------ Provided information ------

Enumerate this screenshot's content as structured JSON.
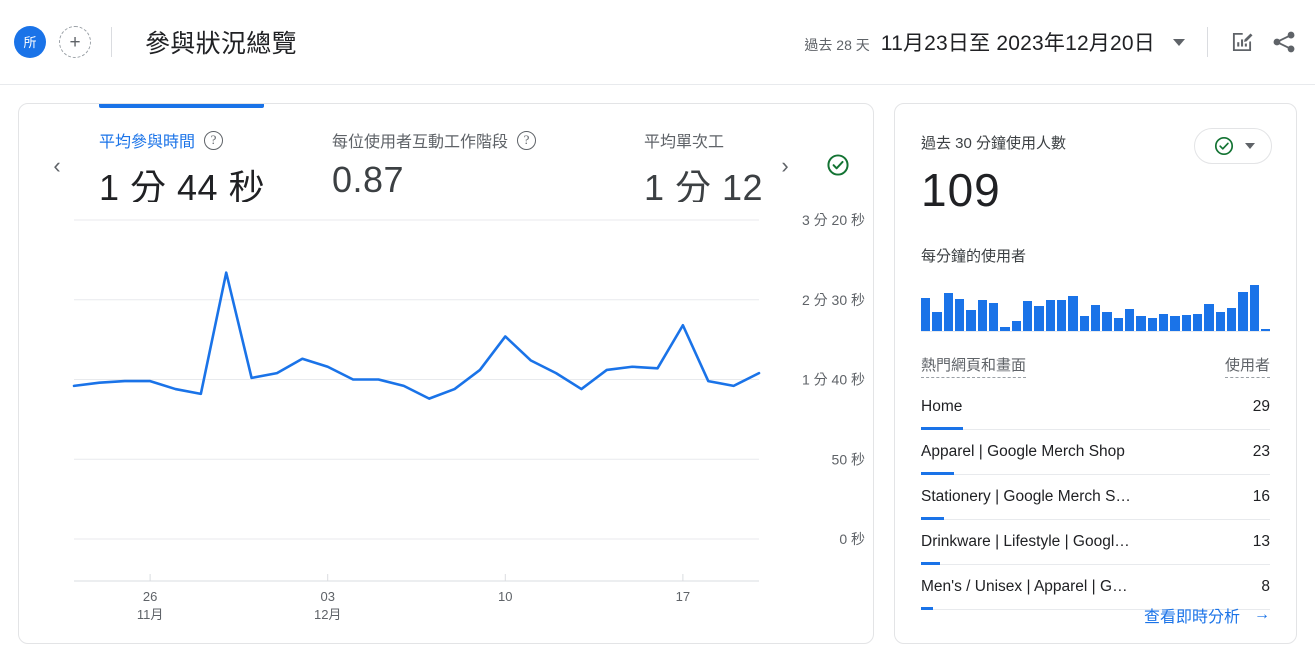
{
  "header": {
    "account_badge": "所",
    "add_button": "+",
    "title": "參與狀況總覽",
    "date_prefix": "過去 28 天",
    "date_value": "11月23日至 2023年12月20日",
    "edit_icon": "edit-chart-icon",
    "share_icon": "share-icon",
    "caret_icon": "chevron-down-icon"
  },
  "metrics": {
    "prev_arrow": "‹",
    "next_arrow": "›",
    "items": [
      {
        "label": "平均參與時間",
        "value": "1 分 44 秒",
        "active": true
      },
      {
        "label": "每位使用者互動工作階段",
        "value": "0.87",
        "active": false
      },
      {
        "label": "平均單次工",
        "value": "1 分 12",
        "active": false
      }
    ],
    "status_badge": "check-circle-icon"
  },
  "chart_data": {
    "type": "line",
    "title": "平均參與時間",
    "xlabel": "",
    "ylabel": "",
    "ylim": [
      0,
      200
    ],
    "yticks": [
      0,
      50,
      100,
      150,
      200
    ],
    "ytick_labels": [
      "0 秒",
      "50 秒",
      "1 分 40 秒",
      "2 分 30 秒",
      "3 分 20 秒"
    ],
    "grid": true,
    "legend": "none",
    "line_color": "#1a73e8",
    "xtick_positions": [
      3,
      10,
      17,
      24
    ],
    "xtick_labels": [
      "26",
      "03",
      "10",
      "17"
    ],
    "xtick_sublabels": [
      "11月",
      "12月",
      "",
      ""
    ],
    "x": [
      0,
      1,
      2,
      3,
      4,
      5,
      6,
      7,
      8,
      9,
      10,
      11,
      12,
      13,
      14,
      15,
      16,
      17,
      18,
      19,
      20,
      21,
      22,
      23,
      24,
      25,
      26,
      27
    ],
    "values": [
      96,
      98,
      99,
      99,
      94,
      91,
      167,
      101,
      104,
      113,
      108,
      100,
      100,
      96,
      88,
      94,
      106,
      127,
      112,
      104,
      94,
      106,
      108,
      107,
      134,
      99,
      96,
      104
    ]
  },
  "realtime": {
    "title": "過去 30 分鐘使用人數",
    "value": "109",
    "subtitle": "每分鐘的使用者",
    "status_badge": "check-circle-icon",
    "caret_icon": "chevron-down-icon",
    "sparkline": {
      "type": "bar",
      "label": "每分鐘的使用者",
      "values": [
        32,
        18,
        36,
        31,
        20,
        30,
        27,
        4,
        10,
        29,
        24,
        30,
        30,
        33,
        14,
        25,
        18,
        12,
        21,
        14,
        12,
        16,
        14,
        15,
        16,
        26,
        18,
        22,
        37,
        44,
        2
      ],
      "bar_color": "#1a73e8"
    },
    "table": {
      "col_name": "熱門網頁和畫面",
      "col_value": "使用者",
      "rows": [
        {
          "name": "Home",
          "value": "29",
          "pct": 100
        },
        {
          "name": "Apparel | Google Merch Shop",
          "value": "23",
          "pct": 79
        },
        {
          "name": "Stationery | Google Merch S…",
          "value": "16",
          "pct": 55
        },
        {
          "name": "Drinkware | Lifestyle | Googl…",
          "value": "13",
          "pct": 45
        },
        {
          "name": "Men's / Unisex | Apparel | G…",
          "value": "8",
          "pct": 28
        }
      ]
    },
    "footer_link": "查看即時分析",
    "footer_arrow": "→"
  }
}
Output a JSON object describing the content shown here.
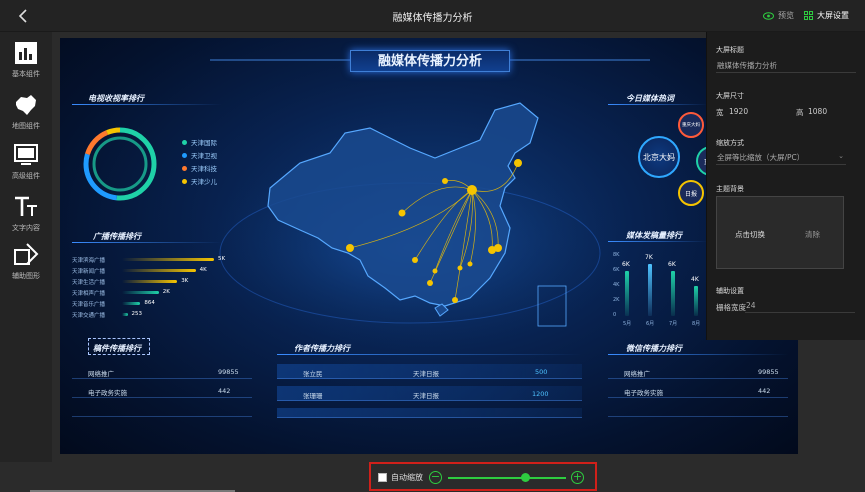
{
  "header": {
    "title": "融媒体传播力分析",
    "preview_label": "预览",
    "screen_settings_label": "大屏设置"
  },
  "sidebar": {
    "items": [
      {
        "label": "基本组件",
        "icon": "bar-chart-icon"
      },
      {
        "label": "地图组件",
        "icon": "map-icon"
      },
      {
        "label": "高级组件",
        "icon": "monitor-icon"
      },
      {
        "label": "文字内容",
        "icon": "text-icon"
      },
      {
        "label": "辅助图形",
        "icon": "shapes-icon"
      }
    ]
  },
  "settings_panel": {
    "screen_title_label": "大屏标题",
    "screen_title_value": "融媒体传播力分析",
    "screen_size_label": "大屏尺寸",
    "width_label": "宽",
    "width_value": "1920",
    "height_label": "高",
    "height_value": "1080",
    "scale_label": "缩放方式",
    "scale_value": "全屏等比缩放（大屏/PC）",
    "theme_bg_label": "主题背景",
    "switch_label": "点击切换",
    "clear_label": "清除",
    "aux_label": "辅助设置",
    "grid_label": "栅格宽度",
    "grid_value": "24"
  },
  "bottom": {
    "auto_zoom_label": "自动缩放",
    "auto_zoom_checked": false,
    "zoom_level": 0.65
  },
  "dashboard": {
    "title": "融媒体传播力分析",
    "tv_rating": {
      "title": "电视收视率排行",
      "legend": [
        {
          "name": "天津国际",
          "color": "#1fd1a8"
        },
        {
          "name": "天津卫视",
          "color": "#1f9bff"
        },
        {
          "name": "天津科技",
          "color": "#ff7a2e"
        },
        {
          "name": "天津少儿",
          "color": "#f5c400"
        }
      ]
    },
    "broadcast_rank": {
      "title": "广播传播排行",
      "rows": [
        {
          "label": "天津滨海广播",
          "value": "5K",
          "ratio": 1.0,
          "color": "#f5c400"
        },
        {
          "label": "天津新闻广播",
          "value": "4K",
          "ratio": 0.8,
          "color": "#f5c400"
        },
        {
          "label": "天津生活广播",
          "value": "3K",
          "ratio": 0.6,
          "color": "#f5c400"
        },
        {
          "label": "天津相声广播",
          "value": "2K",
          "ratio": 0.4,
          "color": "#1fd1a8"
        },
        {
          "label": "天津音乐广播",
          "value": "864",
          "ratio": 0.2,
          "color": "#1fd1a8"
        },
        {
          "label": "天津交通广播",
          "value": "253",
          "ratio": 0.06,
          "color": "#1fd1a8"
        }
      ]
    },
    "manuscript_rank": {
      "title": "稿件传播排行",
      "rows": [
        {
          "name": "网络推广",
          "value": "99855"
        },
        {
          "name": "电子政务实施",
          "value": "442"
        }
      ]
    },
    "author_rank": {
      "title": "作者传播力排行",
      "rows": [
        {
          "name": "张立民",
          "source": "天津日报",
          "value": "500"
        },
        {
          "name": "张珊珊",
          "source": "天津日报",
          "value": "1200"
        }
      ]
    },
    "wechat_rank": {
      "title": "微信传播力排行",
      "rows": [
        {
          "name": "网络推广",
          "value": "99855"
        },
        {
          "name": "电子政务实施",
          "value": "442"
        }
      ]
    },
    "hot_topics": {
      "title": "今日媒体热词",
      "words": [
        "北京大妈",
        "重庆大妈",
        "日报",
        "重"
      ]
    },
    "media_output": {
      "title": "媒体发稿量排行",
      "y_ticks": [
        "8K",
        "6K",
        "4K",
        "2K",
        "0"
      ],
      "categories": [
        "5月",
        "6月",
        "7月",
        "8月"
      ],
      "values": [
        6,
        7,
        6,
        4
      ],
      "labels": [
        "6K",
        "7K",
        "6K",
        "4K"
      ]
    }
  }
}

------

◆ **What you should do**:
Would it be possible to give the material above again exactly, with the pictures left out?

◆ **Solved problem**:
Enumerate this screenshot's content as structured JSON.
{
  "header": {
    "account_badge": "所",
    "add_button": "+",
    "title": "參與狀況總覽",
    "date_prefix": "過去 28 天",
    "date_value": "11月23日至 2023年12月20日",
    "edit_icon": "edit-chart-icon",
    "share_icon": "share-icon",
    "caret_icon": "chevron-down-icon"
  },
  "metrics": {
    "prev_arrow": "‹",
    "next_arrow": "›",
    "items": [
      {
        "label": "平均參與時間",
        "value": "1 分 44 秒",
        "active": true
      },
      {
        "label": "每位使用者互動工作階段",
        "value": "0.87",
        "active": false
      },
      {
        "label": "平均單次工",
        "value": "1 分 12",
        "active": false
      }
    ],
    "status_badge": "check-circle-icon"
  },
  "chart_data": {
    "type": "line",
    "title": "平均參與時間",
    "xlabel": "",
    "ylabel": "",
    "ylim": [
      0,
      200
    ],
    "yticks": [
      0,
      50,
      100,
      150,
      200
    ],
    "ytick_labels": [
      "0 秒",
      "50 秒",
      "1 分 40 秒",
      "2 分 30 秒",
      "3 分 20 秒"
    ],
    "grid": true,
    "legend": "none",
    "line_color": "#1a73e8",
    "xtick_positions": [
      3,
      10,
      17,
      24
    ],
    "xtick_labels": [
      "26",
      "03",
      "10",
      "17"
    ],
    "xtick_sublabels": [
      "11月",
      "12月",
      "",
      ""
    ],
    "x": [
      0,
      1,
      2,
      3,
      4,
      5,
      6,
      7,
      8,
      9,
      10,
      11,
      12,
      13,
      14,
      15,
      16,
      17,
      18,
      19,
      20,
      21,
      22,
      23,
      24,
      25,
      26,
      27
    ],
    "values": [
      96,
      98,
      99,
      99,
      94,
      91,
      167,
      101,
      104,
      113,
      108,
      100,
      100,
      96,
      88,
      94,
      106,
      127,
      112,
      104,
      94,
      106,
      108,
      107,
      134,
      99,
      96,
      104
    ]
  },
  "realtime": {
    "title": "過去 30 分鐘使用人數",
    "value": "109",
    "subtitle": "每分鐘的使用者",
    "status_badge": "check-circle-icon",
    "caret_icon": "chevron-down-icon",
    "sparkline": {
      "type": "bar",
      "label": "每分鐘的使用者",
      "values": [
        32,
        18,
        36,
        31,
        20,
        30,
        27,
        4,
        10,
        29,
        24,
        30,
        30,
        33,
        14,
        25,
        18,
        12,
        21,
        14,
        12,
        16,
        14,
        15,
        16,
        26,
        18,
        22,
        37,
        44,
        2
      ],
      "bar_color": "#1a73e8"
    },
    "table": {
      "col_name": "熱門網頁和畫面",
      "col_value": "使用者",
      "rows": [
        {
          "name": "Home",
          "value": "29",
          "pct": 100
        },
        {
          "name": "Apparel | Google Merch Shop",
          "value": "23",
          "pct": 79
        },
        {
          "name": "Stationery | Google Merch S…",
          "value": "16",
          "pct": 55
        },
        {
          "name": "Drinkware | Lifestyle | Googl…",
          "value": "13",
          "pct": 45
        },
        {
          "name": "Men's / Unisex | Apparel | G…",
          "value": "8",
          "pct": 28
        }
      ]
    },
    "footer_link": "查看即時分析",
    "footer_arrow": "→"
  }
}
Output a JSON object describing the content shown here.
{
  "header": {
    "title": "融媒体传播力分析",
    "preview_label": "预览",
    "screen_settings_label": "大屏设置"
  },
  "sidebar": {
    "items": [
      {
        "label": "基本组件",
        "icon": "bar-chart-icon"
      },
      {
        "label": "地图组件",
        "icon": "map-icon"
      },
      {
        "label": "高级组件",
        "icon": "monitor-icon"
      },
      {
        "label": "文字内容",
        "icon": "text-icon"
      },
      {
        "label": "辅助图形",
        "icon": "shapes-icon"
      }
    ]
  },
  "settings_panel": {
    "screen_title_label": "大屏标题",
    "screen_title_value": "融媒体传播力分析",
    "screen_size_label": "大屏尺寸",
    "width_label": "宽",
    "width_value": "1920",
    "height_label": "高",
    "height_value": "1080",
    "scale_label": "缩放方式",
    "scale_value": "全屏等比缩放（大屏/PC）",
    "theme_bg_label": "主题背景",
    "switch_label": "点击切换",
    "clear_label": "清除",
    "aux_label": "辅助设置",
    "grid_label": "栅格宽度",
    "grid_value": "24"
  },
  "bottom": {
    "auto_zoom_label": "自动缩放",
    "auto_zoom_checked": false,
    "zoom_level": 0.65
  },
  "dashboard": {
    "title": "融媒体传播力分析",
    "tv_rating": {
      "title": "电视收视率排行",
      "legend": [
        {
          "name": "天津国际",
          "color": "#1fd1a8"
        },
        {
          "name": "天津卫视",
          "color": "#1f9bff"
        },
        {
          "name": "天津科技",
          "color": "#ff7a2e"
        },
        {
          "name": "天津少儿",
          "color": "#f5c400"
        }
      ]
    },
    "broadcast_rank": {
      "title": "广播传播排行",
      "rows": [
        {
          "label": "天津滨海广播",
          "value": "5K",
          "ratio": 1.0,
          "color": "#f5c400"
        },
        {
          "label": "天津新闻广播",
          "value": "4K",
          "ratio": 0.8,
          "color": "#f5c400"
        },
        {
          "label": "天津生活广播",
          "value": "3K",
          "ratio": 0.6,
          "color": "#f5c400"
        },
        {
          "label": "天津相声广播",
          "value": "2K",
          "ratio": 0.4,
          "color": "#1fd1a8"
        },
        {
          "label": "天津音乐广播",
          "value": "864",
          "ratio": 0.2,
          "color": "#1fd1a8"
        },
        {
          "label": "天津交通广播",
          "value": "253",
          "ratio": 0.06,
          "color": "#1fd1a8"
        }
      ]
    },
    "manuscript_rank": {
      "title": "稿件传播排行",
      "rows": [
        {
          "name": "网络推广",
          "value": "99855"
        },
        {
          "name": "电子政务实施",
          "value": "442"
        }
      ]
    },
    "author_rank": {
      "title": "作者传播力排行",
      "rows": [
        {
          "name": "张立民",
          "source": "天津日报",
          "value": "500"
        },
        {
          "name": "张珊珊",
          "source": "天津日报",
          "value": "1200"
        }
      ]
    },
    "wechat_rank": {
      "title": "微信传播力排行",
      "rows": [
        {
          "name": "网络推广",
          "value": "99855"
        },
        {
          "name": "电子政务实施",
          "value": "442"
        }
      ]
    },
    "hot_topics": {
      "title": "今日媒体热词",
      "words": [
        "北京大妈",
        "重庆大妈",
        "日报",
        "重"
      ]
    },
    "media_output": {
      "title": "媒体发稿量排行",
      "y_ticks": [
        "8K",
        "6K",
        "4K",
        "2K",
        "0"
      ],
      "categories": [
        "5月",
        "6月",
        "7月",
        "8月"
      ],
      "values": [
        6,
        7,
        6,
        4
      ],
      "labels": [
        "6K",
        "7K",
        "6K",
        "4K"
      ]
    }
  }
}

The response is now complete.